[…] Partial and complete genome ZIKV sequences were retrieved from the NCBI GenBank (www.ncbi.nlm.nih.gov/genbank/) focusing on Asian lineage ZIKV isolates. Initially, all available complete genomes (as of October 2017) were retrieved. Sequences collected from the Pacific islands and the Americas were subsampled to reduce the data load. Subsequently, partial phylogenetically informative sequences were collected around the Indian–SEA region and added to the dataset. These sequences were then used to construct two curated open reading-frame datasets (sequence information is available in Supplementary Table ); (i) one open reading-frame dataset included 89 sequences, representing 5 from the African lineage and 84 of the Asian lineage; (ii) the other open reading-frame dataset included 84 sequences of Asian lineage only. The datasets were aligned with Mafft v.7.266, keeping the reading-frame consistent with amino-acid positions, and were visualized and edited in AliView. All subsequent analyses were performed with a generalized time-reversible nucleotide substitution model with four gamma distributed rate variation categories and a proportion of invariant sites, as selected by jModeltest v.2.To analyze the phylogenies of the 84 Asian lineage strains, including the novel Indian sequence, a Bayesian phylogenetic tree was computed using MrBayes v.3.2.6 with the dataset including the 5 African ZIKV lineage strains as an out-group. Two parallel runs with four Metropolis-coupled chains were initiated for 5 M Markov chain Monte Carlo generations using the previously determined models of nucleotide evolution with default flat Dirichlet priors, sampling every 1000 generations and discarding the first 25% as burn-in before computing a consensus tree. Since only partial sequences of the Indian isolate were available, it is likely that phylogenetic placement was also examined by constructing three separate trees based on either the capsid (453 bp), envelope (773 bp), or NS2b/NS3 (1393 bp) sequence alignments.To estimate the evolutionary rates and time to the most recent common ancestor for the Asian lineage, BEAST v.1.8.3 was employed. Initially, the temporal structure was assessed with TempEst V.1.5.1 (http://tree.bio.ed.ac.uk/software/tempest/) plus MM-type robust regression. Subsequently, a path-stone and stepping-stone model-test was performed, determining that a strict molecular clock with a non-informative continuous-time Markov chain (CTMC) prior and a Bayesian skyline coalescent tree prior with a piecewise-constant demographic model best suited the dataset based on Bayes factor evaluation. Based on the resultant Bayesian phylogenetic tree, which included African ZIKV as outgroup sequences, all Asian ZIKV lineages except the Malaysian 1966-sequence were annotated as a monophyletic clade. The robustness of the dating was also evaluated by excluding the Indian sequence. Using the models and parameters suggested by the model-test, two analyses were run in parallel for 100 M MCMC generations, sampling every 10,000 generations per analysis. The convergence of the two runs was assessed with Tracer 1.6 (http://tree.bio.ed.ac.uk/software/tracer/). Tree- and log-files were combined with LogCombiner (BEAST-package), and a maximum-clade credibility tree was computed with TreeAnnotator (BEAST-package) after discarding the first 10 M MCMC generations of each run. The resultant consensus tree was visualized and edited in FigTree v.1.4.1 (http://tree.bio.ed.ac.uk/software/figtree/). All computations were run using the CIPRES computational cluster. […]

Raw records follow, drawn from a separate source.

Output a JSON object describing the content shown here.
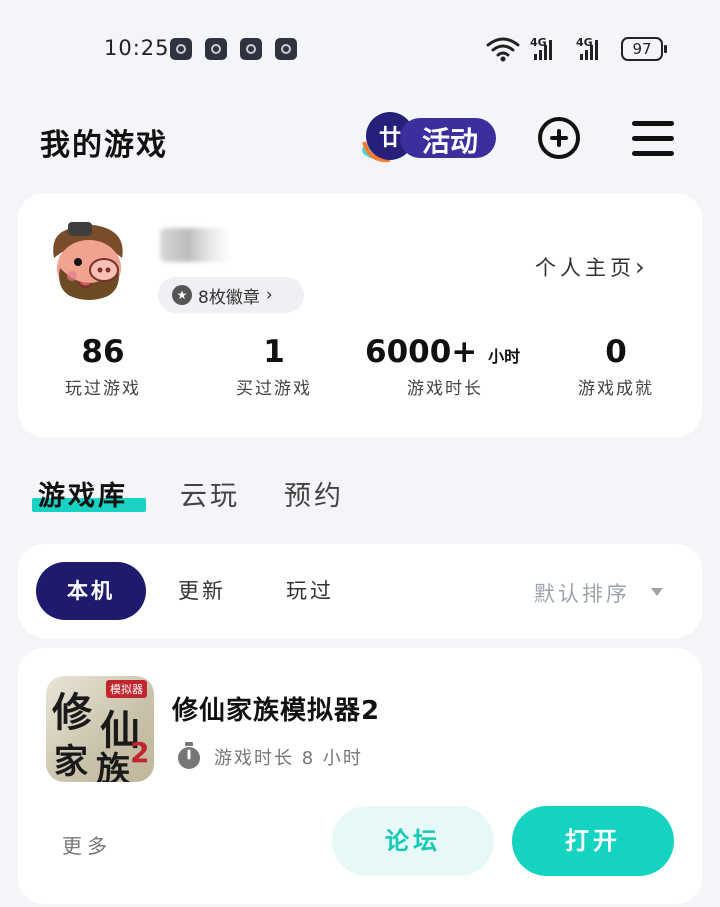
{
  "status_bar": {
    "time": "10:25",
    "network_1": "4G",
    "network_2": "4G",
    "battery": "97",
    "icons": [
      "notification-icon",
      "notification-icon",
      "notification-icon",
      "notification-icon",
      "wifi-icon",
      "signal-icon",
      "signal-icon",
      "battery-icon"
    ]
  },
  "header": {
    "title": "我的游戏",
    "activity_label": "活动"
  },
  "profile": {
    "badges_label": "8枚徽章",
    "homepage_link": "个人主页",
    "stats": [
      {
        "value": "86",
        "unit": "",
        "label": "玩过游戏"
      },
      {
        "value": "1",
        "unit": "",
        "label": "买过游戏"
      },
      {
        "value": "6000+",
        "unit": "小时",
        "label": "游戏时长"
      },
      {
        "value": "0",
        "unit": "",
        "label": "游戏成就"
      }
    ]
  },
  "tabs": [
    "游戏库",
    "云玩",
    "预约"
  ],
  "filters": {
    "chips": [
      "本机",
      "更新",
      "玩过"
    ],
    "sort_label": "默认排序"
  },
  "game": {
    "name": "修仙家族模拟器2",
    "icon_text_1": "修",
    "icon_text_2": "仙",
    "icon_text_3": "家",
    "icon_text_4": "族",
    "icon_tag": "模拟器",
    "icon_num": "2",
    "playtime": "游戏时长 8 小时",
    "more_label": "更多",
    "forum_label": "论坛",
    "open_label": "打开"
  },
  "colors": {
    "accent": "#15d3c1",
    "active_chip": "#1e1b6e",
    "background": "#f3f5f8"
  }
}
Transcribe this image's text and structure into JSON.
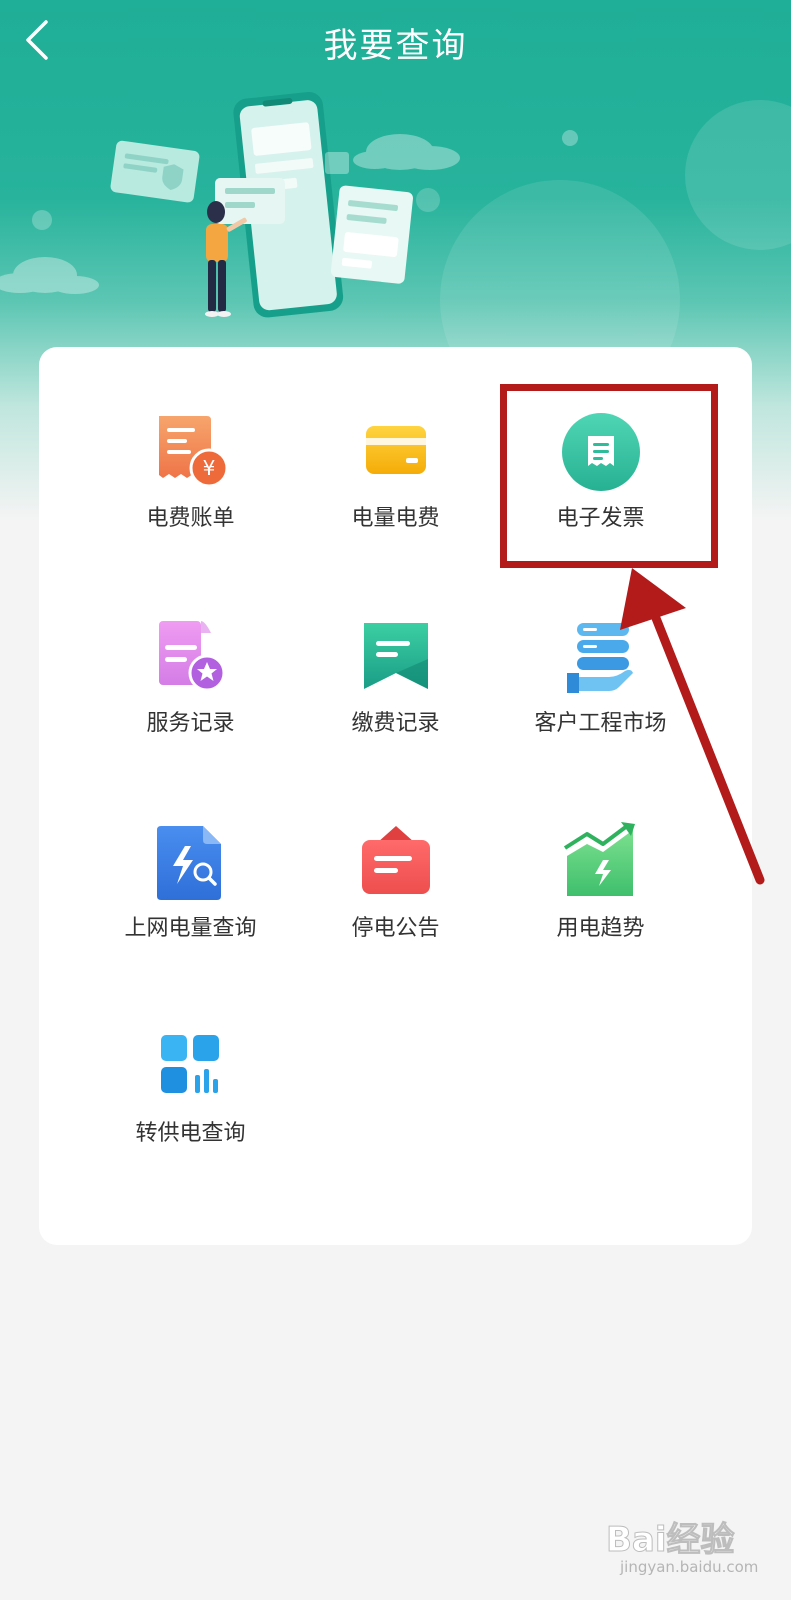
{
  "header": {
    "title": "我要查询",
    "back_icon": "chevron-left-icon",
    "background_color": "#1fae97"
  },
  "menu": {
    "items": [
      {
        "label": "电费账单",
        "icon": "bill-yuan-icon"
      },
      {
        "label": "电量电费",
        "icon": "card-icon"
      },
      {
        "label": "电子发票",
        "icon": "invoice-icon"
      },
      {
        "label": "服务记录",
        "icon": "document-star-icon"
      },
      {
        "label": "缴费记录",
        "icon": "bookmark-record-icon"
      },
      {
        "label": "客户工程市场",
        "icon": "stack-hand-icon"
      },
      {
        "label": "上网电量查询",
        "icon": "file-lightning-search-icon"
      },
      {
        "label": "停电公告",
        "icon": "announcement-icon"
      },
      {
        "label": "用电趋势",
        "icon": "trend-chart-icon"
      },
      {
        "label": "转供电查询",
        "icon": "grid-bars-icon"
      }
    ]
  },
  "annotation": {
    "highlighted_item": "电子发票",
    "color": "#b31b1b"
  },
  "watermark": {
    "brand": "Bai经验",
    "url": "jingyan.baidu.com"
  }
}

Pipeline specifications

Software tools MAFFT, AliView, jModelTest, MrBayes, BEAST, TempEst, FigTree
Application Phylogenetics
Organisms Zika virus, Human poliovirus 1 Mahoney